4 : Troy’s South Tower and Gateway
I designed a South Tower module with attached gateway.
This was a redesign of my first attempt at the South Tower. I increased its height, changed the stonework design and took the stonework all the way up to the storey with the door to the curtain wall’s walkway as illustrated by Peter Connolly.
I worked through several designs of a gateway as a separate modular model before finalising the design of a combined tower and gateway. I mentioned in the last post that Troy was an endless building project in the Bronze Age. The wall that sticks out on left of the tower is an indication of that. The South Tower of Troy VI was built on top of the existing curtain wall, immediately flanking the gateway. This was much closer to the gate than the position of the previous tower. The protruding wall can be seen as the remains of that earlier tower. It’s always fun to include interesting features such as these that, in this case, made the fortifications of Troy VI what they were. Another minor detail are the flagstones in the centre of the thoroughfare. The model only has a few but they represent the slabs over the drain that ran down the middle of the paved street.
There are many who believe that this is Homer’s famous Scaean Gate. The gate is such a feature of the Iliad that there is, of course, a huge desire to locate it. Whether it is or not, the South Gate was the principle gate of Troy’s citadel with the main roadway leading to the summit of the mound behind.
It should be noted that, quite surprisingly, there is lack of evidence of a portal in the opening – there are no pivot holes. As a result, there is no general consensus as to where the gates would have been positioned – and the sloped face of the curtain wall complicates things even more. Donato and Sarah Spedaliere’s illustration in Osprey Publishing’s book on the fortifications of Troy in keeping with Nic Field’s narrative, has the gates towards the internal face of the curtain wall. This may have given attackers the opportunity of cover under the lintel from missile fire from the ramparts above. I brought mine further forward – although not as far forward as Peter Connolly in his illustration of the South Tower where he adds vertical gate posts. My gateway borrows quite liberally from the remains of Mycenae’s Lion Gate. The lintel is smaller but similar to the Lion Gate’s. The idea is that when the South Tower was added it covered the original lintel slightly – although I’ve attempted not to make the stone lintel look too unsymmetrical. Of course, the lintel could have been made of timber (but that’s not so cool).
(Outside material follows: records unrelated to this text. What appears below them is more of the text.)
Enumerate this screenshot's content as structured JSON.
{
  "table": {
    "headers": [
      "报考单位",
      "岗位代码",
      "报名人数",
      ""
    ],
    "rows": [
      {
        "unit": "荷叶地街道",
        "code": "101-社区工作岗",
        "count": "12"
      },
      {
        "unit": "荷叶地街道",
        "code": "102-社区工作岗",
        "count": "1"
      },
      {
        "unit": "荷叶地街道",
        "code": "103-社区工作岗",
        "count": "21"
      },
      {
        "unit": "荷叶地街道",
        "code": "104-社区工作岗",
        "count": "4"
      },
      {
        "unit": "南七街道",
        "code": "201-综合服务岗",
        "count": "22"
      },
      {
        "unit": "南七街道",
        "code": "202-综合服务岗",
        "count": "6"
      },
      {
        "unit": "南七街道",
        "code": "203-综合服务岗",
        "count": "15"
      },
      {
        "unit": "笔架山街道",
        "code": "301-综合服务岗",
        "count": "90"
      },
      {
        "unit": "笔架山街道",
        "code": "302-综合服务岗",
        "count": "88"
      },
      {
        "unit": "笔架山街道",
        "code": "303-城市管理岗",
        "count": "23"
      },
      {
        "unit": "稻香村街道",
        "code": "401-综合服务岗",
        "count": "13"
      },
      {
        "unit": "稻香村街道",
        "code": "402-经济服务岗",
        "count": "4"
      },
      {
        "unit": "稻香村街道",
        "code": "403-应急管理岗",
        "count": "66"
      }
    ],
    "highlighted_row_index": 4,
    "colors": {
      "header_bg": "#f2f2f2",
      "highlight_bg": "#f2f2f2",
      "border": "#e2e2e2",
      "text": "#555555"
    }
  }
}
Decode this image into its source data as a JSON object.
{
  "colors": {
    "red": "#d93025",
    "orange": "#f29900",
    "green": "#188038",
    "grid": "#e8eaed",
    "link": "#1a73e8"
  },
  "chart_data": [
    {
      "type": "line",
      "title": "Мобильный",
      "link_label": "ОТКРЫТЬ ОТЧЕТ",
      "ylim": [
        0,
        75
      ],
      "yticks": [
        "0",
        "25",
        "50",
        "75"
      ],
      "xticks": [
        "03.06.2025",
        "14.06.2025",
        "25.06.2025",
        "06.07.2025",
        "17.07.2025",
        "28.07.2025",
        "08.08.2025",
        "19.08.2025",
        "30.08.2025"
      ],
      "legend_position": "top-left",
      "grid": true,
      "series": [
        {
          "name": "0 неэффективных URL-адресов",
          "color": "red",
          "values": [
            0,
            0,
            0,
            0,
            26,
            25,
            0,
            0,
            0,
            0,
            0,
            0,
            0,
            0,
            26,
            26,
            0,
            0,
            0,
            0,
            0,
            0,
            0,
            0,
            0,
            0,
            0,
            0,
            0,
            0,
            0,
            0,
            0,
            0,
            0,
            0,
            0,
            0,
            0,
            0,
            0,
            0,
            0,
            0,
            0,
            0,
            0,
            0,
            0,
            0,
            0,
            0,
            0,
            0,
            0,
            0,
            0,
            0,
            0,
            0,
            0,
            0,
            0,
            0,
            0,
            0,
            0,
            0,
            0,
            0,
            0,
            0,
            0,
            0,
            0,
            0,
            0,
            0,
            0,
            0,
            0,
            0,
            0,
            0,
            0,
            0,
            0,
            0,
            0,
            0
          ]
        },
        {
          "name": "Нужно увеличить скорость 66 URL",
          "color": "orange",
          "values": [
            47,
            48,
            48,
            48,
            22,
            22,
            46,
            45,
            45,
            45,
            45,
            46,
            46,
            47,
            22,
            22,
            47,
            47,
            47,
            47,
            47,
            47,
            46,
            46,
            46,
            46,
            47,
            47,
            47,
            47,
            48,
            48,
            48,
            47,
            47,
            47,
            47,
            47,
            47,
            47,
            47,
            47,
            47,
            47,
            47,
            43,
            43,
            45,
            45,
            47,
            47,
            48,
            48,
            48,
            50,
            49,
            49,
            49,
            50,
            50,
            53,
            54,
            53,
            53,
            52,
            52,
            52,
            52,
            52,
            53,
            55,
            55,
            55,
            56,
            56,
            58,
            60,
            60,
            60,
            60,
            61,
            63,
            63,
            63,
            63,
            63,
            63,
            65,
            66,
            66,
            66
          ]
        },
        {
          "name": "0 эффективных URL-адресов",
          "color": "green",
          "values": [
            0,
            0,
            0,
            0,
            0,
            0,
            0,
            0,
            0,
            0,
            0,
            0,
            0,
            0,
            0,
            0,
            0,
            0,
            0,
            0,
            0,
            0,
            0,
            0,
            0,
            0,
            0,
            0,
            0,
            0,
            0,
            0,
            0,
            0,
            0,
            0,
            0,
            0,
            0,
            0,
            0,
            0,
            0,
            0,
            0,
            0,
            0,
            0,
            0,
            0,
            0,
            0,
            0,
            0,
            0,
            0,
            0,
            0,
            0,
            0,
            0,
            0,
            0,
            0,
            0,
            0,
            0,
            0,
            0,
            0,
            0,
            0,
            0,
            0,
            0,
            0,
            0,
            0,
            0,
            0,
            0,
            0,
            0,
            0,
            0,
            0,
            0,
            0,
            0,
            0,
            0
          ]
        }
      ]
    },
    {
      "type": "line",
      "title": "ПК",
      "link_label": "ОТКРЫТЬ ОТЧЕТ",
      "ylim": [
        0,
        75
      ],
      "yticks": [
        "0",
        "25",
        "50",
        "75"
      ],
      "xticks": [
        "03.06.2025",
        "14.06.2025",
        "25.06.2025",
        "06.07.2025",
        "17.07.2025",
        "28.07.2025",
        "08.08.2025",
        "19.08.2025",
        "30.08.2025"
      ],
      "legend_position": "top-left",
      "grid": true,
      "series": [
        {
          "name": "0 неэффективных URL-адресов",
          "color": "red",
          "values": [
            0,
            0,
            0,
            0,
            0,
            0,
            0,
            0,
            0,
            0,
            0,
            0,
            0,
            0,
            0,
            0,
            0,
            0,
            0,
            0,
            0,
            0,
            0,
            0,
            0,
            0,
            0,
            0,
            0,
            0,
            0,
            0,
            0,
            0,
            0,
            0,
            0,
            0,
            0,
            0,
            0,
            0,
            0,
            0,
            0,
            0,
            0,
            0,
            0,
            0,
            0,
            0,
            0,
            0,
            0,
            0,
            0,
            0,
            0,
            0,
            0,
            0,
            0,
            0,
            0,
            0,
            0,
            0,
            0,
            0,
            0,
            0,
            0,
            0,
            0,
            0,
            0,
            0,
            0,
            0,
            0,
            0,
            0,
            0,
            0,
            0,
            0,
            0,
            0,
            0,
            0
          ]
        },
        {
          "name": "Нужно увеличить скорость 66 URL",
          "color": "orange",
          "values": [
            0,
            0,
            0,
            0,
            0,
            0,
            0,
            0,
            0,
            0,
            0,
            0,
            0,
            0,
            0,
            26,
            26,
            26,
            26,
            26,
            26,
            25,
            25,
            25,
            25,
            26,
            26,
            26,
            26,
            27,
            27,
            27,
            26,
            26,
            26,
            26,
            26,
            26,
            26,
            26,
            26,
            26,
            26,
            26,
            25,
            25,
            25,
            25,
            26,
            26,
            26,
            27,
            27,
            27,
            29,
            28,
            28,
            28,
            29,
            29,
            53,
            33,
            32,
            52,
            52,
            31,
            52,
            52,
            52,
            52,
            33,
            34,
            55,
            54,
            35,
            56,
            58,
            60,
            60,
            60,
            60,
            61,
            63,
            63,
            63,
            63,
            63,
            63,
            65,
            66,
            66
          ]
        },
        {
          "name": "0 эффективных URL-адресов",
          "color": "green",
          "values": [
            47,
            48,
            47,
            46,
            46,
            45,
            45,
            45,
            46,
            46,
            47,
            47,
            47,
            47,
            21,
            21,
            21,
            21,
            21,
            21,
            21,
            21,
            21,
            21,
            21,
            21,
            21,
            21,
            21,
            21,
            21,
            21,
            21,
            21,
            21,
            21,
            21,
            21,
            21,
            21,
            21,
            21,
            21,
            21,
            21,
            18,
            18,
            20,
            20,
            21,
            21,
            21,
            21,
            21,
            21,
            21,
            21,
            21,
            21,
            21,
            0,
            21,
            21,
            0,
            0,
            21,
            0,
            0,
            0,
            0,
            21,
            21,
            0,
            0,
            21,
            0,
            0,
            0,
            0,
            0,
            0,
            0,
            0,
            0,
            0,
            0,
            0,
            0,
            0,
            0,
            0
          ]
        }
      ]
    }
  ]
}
The Spedalieres’ tower is also shorter than Connolly’s by a whole storey with the stonework only up to a lower level – similar to my earlier design. For tabletop gaming, I think the choice of height is obvious. Big is beautiful. These are the great walls of Troy, after all.